---- Data under study
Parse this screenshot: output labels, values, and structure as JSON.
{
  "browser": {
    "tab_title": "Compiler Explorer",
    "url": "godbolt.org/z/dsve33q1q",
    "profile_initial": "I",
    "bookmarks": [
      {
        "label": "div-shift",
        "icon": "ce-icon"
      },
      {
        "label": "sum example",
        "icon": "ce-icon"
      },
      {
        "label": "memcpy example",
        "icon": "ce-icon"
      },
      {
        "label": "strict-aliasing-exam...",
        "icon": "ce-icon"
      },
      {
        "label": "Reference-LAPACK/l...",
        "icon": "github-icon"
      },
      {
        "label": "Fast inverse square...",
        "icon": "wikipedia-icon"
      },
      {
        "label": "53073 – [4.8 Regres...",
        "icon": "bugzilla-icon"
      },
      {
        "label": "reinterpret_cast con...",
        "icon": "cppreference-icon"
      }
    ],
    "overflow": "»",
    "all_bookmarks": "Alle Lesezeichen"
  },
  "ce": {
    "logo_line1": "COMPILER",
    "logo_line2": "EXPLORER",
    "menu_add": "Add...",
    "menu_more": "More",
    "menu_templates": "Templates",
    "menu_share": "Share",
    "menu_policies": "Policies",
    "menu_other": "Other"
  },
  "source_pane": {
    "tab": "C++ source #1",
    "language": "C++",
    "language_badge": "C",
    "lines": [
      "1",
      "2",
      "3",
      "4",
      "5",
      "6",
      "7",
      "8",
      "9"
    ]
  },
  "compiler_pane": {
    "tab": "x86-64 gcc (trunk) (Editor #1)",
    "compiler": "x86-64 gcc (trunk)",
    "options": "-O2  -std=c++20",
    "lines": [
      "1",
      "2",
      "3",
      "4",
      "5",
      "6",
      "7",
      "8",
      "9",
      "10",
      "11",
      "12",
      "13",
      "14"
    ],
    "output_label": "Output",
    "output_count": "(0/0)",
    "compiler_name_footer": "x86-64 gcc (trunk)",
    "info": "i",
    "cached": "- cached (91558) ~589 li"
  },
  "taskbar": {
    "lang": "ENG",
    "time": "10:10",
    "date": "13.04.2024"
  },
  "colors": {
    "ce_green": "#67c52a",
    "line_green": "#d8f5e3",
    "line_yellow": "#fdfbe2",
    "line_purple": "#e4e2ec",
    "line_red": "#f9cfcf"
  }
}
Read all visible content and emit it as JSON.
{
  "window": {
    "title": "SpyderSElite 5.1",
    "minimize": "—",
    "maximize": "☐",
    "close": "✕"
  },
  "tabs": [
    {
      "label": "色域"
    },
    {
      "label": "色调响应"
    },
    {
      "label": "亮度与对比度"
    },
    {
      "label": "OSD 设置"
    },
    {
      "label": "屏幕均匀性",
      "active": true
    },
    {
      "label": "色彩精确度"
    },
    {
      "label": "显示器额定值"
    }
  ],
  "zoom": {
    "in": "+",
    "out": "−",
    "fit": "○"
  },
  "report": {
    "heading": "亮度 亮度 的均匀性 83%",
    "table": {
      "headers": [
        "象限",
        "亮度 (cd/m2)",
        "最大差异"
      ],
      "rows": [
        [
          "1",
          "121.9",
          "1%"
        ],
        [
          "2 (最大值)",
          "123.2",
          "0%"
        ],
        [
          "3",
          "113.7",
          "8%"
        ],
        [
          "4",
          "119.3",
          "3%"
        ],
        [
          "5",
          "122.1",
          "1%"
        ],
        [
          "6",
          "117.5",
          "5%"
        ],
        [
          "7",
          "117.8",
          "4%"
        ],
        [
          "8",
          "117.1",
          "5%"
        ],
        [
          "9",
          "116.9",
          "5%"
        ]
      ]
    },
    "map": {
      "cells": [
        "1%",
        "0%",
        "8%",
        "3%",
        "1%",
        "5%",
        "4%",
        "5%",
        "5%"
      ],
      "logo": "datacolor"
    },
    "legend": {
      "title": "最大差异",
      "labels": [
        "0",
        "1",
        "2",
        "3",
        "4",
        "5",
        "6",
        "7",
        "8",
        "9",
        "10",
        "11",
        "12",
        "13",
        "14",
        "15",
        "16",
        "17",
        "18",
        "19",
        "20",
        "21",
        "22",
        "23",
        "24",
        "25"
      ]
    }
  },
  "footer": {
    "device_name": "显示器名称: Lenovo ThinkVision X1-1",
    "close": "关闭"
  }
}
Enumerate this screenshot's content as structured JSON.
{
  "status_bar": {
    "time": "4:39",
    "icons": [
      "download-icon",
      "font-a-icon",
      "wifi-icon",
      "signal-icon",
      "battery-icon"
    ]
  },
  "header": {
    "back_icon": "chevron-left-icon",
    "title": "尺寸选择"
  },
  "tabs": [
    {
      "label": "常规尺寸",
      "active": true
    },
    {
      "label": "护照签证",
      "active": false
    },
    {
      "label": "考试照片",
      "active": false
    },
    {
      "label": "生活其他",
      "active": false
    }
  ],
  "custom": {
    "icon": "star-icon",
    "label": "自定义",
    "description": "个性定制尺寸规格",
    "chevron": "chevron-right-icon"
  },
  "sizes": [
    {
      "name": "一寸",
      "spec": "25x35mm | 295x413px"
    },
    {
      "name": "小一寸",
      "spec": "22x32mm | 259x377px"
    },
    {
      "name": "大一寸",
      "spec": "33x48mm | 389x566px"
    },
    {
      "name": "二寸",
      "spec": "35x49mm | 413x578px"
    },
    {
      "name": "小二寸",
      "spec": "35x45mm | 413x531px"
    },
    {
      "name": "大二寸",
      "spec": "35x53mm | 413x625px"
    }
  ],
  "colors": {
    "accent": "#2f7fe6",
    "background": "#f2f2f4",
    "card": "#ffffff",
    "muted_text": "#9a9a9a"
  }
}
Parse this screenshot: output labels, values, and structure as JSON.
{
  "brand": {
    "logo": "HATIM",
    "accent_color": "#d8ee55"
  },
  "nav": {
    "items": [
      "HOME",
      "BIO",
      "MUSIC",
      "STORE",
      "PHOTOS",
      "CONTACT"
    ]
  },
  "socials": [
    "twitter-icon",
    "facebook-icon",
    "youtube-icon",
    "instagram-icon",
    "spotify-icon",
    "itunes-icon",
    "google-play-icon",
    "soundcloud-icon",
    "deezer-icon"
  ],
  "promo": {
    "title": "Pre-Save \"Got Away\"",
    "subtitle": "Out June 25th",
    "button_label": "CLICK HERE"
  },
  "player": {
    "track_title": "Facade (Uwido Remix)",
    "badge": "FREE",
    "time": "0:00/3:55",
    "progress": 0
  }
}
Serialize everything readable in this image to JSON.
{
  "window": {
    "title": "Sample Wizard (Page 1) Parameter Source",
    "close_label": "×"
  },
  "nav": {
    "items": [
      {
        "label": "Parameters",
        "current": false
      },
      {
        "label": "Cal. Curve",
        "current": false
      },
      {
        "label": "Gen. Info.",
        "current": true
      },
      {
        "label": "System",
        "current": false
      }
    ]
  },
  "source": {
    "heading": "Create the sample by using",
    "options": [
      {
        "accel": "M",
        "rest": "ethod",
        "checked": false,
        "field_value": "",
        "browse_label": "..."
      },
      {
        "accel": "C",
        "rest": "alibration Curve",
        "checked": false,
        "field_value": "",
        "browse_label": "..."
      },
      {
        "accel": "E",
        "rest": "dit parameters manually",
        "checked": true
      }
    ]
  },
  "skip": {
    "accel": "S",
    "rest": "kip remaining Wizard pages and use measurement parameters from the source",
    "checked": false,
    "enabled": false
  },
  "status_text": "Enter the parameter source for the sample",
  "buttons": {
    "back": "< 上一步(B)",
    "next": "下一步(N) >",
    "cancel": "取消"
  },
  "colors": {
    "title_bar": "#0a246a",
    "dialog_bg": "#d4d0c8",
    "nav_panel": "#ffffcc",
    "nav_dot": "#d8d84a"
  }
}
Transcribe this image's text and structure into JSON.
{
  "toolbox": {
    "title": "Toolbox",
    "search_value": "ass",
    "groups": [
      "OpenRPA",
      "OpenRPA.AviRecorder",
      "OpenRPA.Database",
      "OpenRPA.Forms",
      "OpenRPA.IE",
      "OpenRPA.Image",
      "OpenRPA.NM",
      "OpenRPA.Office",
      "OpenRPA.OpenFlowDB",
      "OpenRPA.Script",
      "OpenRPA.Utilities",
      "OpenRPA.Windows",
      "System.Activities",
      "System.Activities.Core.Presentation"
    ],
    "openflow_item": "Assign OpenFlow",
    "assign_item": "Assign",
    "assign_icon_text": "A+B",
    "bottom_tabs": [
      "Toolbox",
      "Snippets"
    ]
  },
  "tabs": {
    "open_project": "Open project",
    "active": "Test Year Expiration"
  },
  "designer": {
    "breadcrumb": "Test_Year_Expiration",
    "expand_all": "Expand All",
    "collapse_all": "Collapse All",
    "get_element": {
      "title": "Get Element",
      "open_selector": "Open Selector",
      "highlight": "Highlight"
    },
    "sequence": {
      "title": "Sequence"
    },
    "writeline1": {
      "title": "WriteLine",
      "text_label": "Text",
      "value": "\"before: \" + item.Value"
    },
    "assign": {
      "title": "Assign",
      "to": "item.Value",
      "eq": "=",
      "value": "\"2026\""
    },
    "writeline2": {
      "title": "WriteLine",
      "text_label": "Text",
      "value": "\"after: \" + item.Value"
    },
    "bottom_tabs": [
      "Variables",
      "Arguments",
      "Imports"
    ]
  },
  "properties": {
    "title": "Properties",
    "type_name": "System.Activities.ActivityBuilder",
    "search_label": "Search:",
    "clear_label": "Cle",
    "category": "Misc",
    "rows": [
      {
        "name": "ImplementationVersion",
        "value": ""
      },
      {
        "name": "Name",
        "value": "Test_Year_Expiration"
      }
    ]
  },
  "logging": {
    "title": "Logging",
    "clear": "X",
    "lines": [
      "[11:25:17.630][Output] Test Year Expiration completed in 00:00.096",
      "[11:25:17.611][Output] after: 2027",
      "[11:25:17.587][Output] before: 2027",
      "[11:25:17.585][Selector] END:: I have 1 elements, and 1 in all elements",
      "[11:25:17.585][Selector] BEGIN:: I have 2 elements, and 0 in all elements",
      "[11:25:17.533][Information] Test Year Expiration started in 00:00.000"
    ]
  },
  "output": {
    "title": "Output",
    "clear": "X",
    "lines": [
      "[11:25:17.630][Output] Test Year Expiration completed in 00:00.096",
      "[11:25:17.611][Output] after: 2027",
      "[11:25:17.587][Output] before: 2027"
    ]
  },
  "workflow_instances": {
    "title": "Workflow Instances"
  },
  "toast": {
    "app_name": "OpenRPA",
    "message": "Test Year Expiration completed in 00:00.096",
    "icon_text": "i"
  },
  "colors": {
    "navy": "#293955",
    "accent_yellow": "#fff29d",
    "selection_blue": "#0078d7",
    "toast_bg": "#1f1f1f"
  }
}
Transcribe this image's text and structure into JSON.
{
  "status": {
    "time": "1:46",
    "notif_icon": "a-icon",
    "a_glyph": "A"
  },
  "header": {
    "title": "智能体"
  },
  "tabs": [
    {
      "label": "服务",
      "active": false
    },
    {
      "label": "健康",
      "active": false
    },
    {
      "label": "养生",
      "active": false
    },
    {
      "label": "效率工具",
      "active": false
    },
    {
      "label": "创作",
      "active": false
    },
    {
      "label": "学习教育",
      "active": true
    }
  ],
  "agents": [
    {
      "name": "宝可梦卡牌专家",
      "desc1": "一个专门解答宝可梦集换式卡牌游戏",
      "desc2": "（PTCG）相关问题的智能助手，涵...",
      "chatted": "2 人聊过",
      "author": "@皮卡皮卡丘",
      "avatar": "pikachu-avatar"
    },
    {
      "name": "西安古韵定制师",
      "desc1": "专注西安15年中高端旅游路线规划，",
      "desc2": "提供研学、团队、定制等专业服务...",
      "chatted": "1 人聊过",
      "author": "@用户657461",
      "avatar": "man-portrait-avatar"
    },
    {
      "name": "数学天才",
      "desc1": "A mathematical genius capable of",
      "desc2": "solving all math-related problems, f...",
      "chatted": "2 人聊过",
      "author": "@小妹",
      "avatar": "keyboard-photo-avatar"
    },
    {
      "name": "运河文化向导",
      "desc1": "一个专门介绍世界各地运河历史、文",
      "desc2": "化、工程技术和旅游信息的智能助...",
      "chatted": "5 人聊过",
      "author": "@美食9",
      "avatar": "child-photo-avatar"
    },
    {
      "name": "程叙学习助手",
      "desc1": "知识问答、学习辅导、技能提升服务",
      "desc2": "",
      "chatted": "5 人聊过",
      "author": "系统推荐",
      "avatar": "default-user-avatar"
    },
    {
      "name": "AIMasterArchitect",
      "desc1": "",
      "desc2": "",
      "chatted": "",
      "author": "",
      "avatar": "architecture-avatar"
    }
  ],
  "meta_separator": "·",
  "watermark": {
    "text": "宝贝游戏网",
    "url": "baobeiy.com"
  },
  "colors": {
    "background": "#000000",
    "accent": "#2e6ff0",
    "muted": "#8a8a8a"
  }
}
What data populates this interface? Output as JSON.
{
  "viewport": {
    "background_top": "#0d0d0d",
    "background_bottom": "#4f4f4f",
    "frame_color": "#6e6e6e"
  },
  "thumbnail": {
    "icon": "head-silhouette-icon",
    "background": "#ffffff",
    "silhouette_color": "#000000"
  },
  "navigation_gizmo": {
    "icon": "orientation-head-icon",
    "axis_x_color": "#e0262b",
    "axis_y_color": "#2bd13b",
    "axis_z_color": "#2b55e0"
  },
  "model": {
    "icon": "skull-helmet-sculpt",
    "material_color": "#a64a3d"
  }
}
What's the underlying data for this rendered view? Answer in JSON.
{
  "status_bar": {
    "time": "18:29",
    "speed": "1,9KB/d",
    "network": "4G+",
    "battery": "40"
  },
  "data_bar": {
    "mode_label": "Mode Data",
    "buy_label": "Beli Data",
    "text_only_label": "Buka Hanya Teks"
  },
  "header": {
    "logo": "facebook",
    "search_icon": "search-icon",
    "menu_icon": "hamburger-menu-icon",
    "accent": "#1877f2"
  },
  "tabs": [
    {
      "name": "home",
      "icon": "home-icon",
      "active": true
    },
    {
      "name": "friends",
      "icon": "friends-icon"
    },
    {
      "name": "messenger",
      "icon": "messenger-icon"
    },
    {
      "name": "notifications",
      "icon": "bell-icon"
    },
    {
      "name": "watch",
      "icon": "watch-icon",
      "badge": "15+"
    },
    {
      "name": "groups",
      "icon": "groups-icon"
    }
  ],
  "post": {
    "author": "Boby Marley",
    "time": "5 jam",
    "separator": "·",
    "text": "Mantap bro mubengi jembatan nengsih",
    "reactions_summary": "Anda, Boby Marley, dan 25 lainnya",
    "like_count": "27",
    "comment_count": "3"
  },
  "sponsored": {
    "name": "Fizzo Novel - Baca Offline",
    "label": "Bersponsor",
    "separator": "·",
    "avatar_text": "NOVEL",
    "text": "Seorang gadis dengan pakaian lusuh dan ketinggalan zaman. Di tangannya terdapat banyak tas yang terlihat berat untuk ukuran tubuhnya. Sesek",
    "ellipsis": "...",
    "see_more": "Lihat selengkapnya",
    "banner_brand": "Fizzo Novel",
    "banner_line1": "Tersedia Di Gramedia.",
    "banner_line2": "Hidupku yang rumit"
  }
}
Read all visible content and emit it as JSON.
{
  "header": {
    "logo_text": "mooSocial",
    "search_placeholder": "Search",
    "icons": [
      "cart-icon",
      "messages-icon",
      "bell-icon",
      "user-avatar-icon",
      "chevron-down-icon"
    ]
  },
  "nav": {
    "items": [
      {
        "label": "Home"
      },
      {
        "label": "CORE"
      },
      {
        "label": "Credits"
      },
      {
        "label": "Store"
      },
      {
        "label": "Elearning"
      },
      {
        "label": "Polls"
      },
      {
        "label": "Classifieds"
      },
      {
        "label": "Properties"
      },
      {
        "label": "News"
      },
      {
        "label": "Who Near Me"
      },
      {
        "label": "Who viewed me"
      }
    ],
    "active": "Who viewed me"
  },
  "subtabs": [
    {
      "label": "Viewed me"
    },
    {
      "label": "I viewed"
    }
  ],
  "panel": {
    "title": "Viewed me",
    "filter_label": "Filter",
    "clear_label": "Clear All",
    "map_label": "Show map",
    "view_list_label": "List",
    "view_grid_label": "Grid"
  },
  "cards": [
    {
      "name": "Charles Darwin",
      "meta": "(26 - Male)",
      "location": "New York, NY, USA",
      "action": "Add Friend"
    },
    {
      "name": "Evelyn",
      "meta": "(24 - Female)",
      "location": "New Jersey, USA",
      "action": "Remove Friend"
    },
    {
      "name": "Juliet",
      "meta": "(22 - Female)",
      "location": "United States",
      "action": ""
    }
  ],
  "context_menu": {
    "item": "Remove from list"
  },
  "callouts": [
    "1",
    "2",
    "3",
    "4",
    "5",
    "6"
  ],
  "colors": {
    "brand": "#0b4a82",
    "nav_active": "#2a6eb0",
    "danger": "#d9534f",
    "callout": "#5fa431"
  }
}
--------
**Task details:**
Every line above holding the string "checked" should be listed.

**Result for this task:**
        "checked": false,
        "checked": false,
        "checked": true
    "checked": false,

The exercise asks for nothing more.